Supply Chains & Inventory Channels
In looking at results from AEM's April survey, the CEOs of ag equipment manufacturing companies remain concerned about potential supply chain disruptions. Roughly 55% of CEOs are concerned about customer deliveries being delayed due to a lack of production, while 33% are concerned about an inability to simply schedule deliveries. Roughly 42% of CEOs are concerned about procurement obstructions due to suppliers not being deemed “essential businesses,” while 31% are concerned about an inability to receive deliveries.
According to Todd Van Hoose, president and CEO of the Farm Credit Council, supply chain interruptions have been a big challenge. A tremendous amount of food production was geared toward the restaurant and grocery channels. When restaurants were effectively forced to close down around the country, the supply chain quickly backed up.
Just think about what this seismic, “stay at home” cultural shift has already had on society. In 2018, Americans spent $1.7 trillion on food. Roughly 39% of that was spent at restaurants, with another 37% spent at grocery stores.
“What we immediately saw with the stay at home orders was a need to move some of these agricultural products originally consumed in the restaurant channel over to the grocery store channel,” Newton said. “That created some supply chain issues.
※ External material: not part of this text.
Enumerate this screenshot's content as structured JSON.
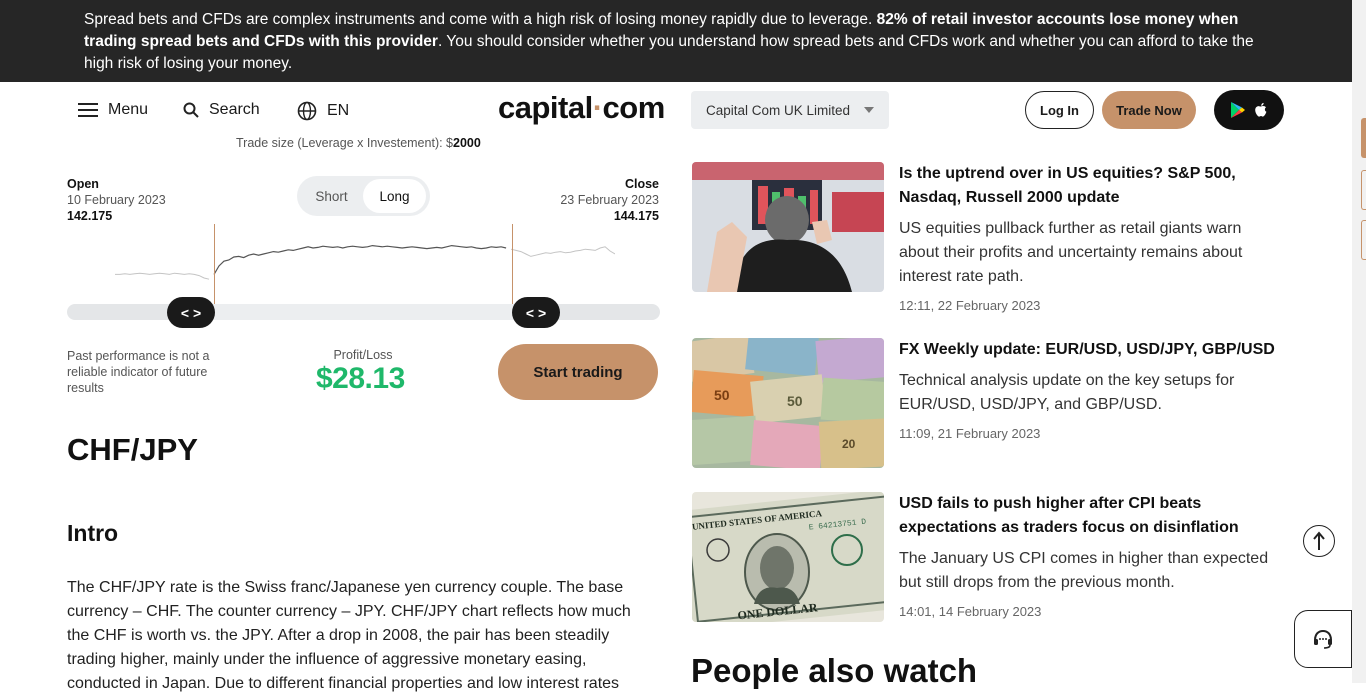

Quite frankly, some of the processing plants were not fabricated to package product in retail sizes. This is what created the first backlog in the supply chain.”
Grocery stores ultimately saw a sales jump of 27% in March, while restaurants saw a 25% decline. However, the net effect was that fruit, vegetable and livestock producers began seeing less demand for their products.
“We are advocating that Congress take a direct hand and provide assistance beyond what it has already provided,” Van Hoose said, adding that the discussion has moved far beyond “policy debate” as to whom should receive assistance. “We are now talking about how to preserve the American food supply chain. Bigger producers are actually losing the same amount of money per head as smaller producers. Those bigger producers who supply 80% of our food need assistance, too.”
Van Hoose also had some concerns about specialty crop producers.
“Specialty crops have been flying a bit under the radar, but are also having enormous problems,” Van Hoose pointed out. “Specialty crop turnover has to be pretty quick. The supply chain disruptions we've been seeing, especially with the restaurant industry, often result in producers having nowhere to go with their product. Fruit is just spoiling and vegetables are simply being plowed back into the ground.”
Looking ahead into summer, Van Hoose says the Farm Credit Council has most of its financing packages in place and will continue to do what it can to support agriculture businesses. But when you put a pencil to it, it's hard to envision many businesses making any kind of profit this year.
“Without significant support from the federal government, we are going to continue to see great disruption out there in farm country,” Van Hoose said.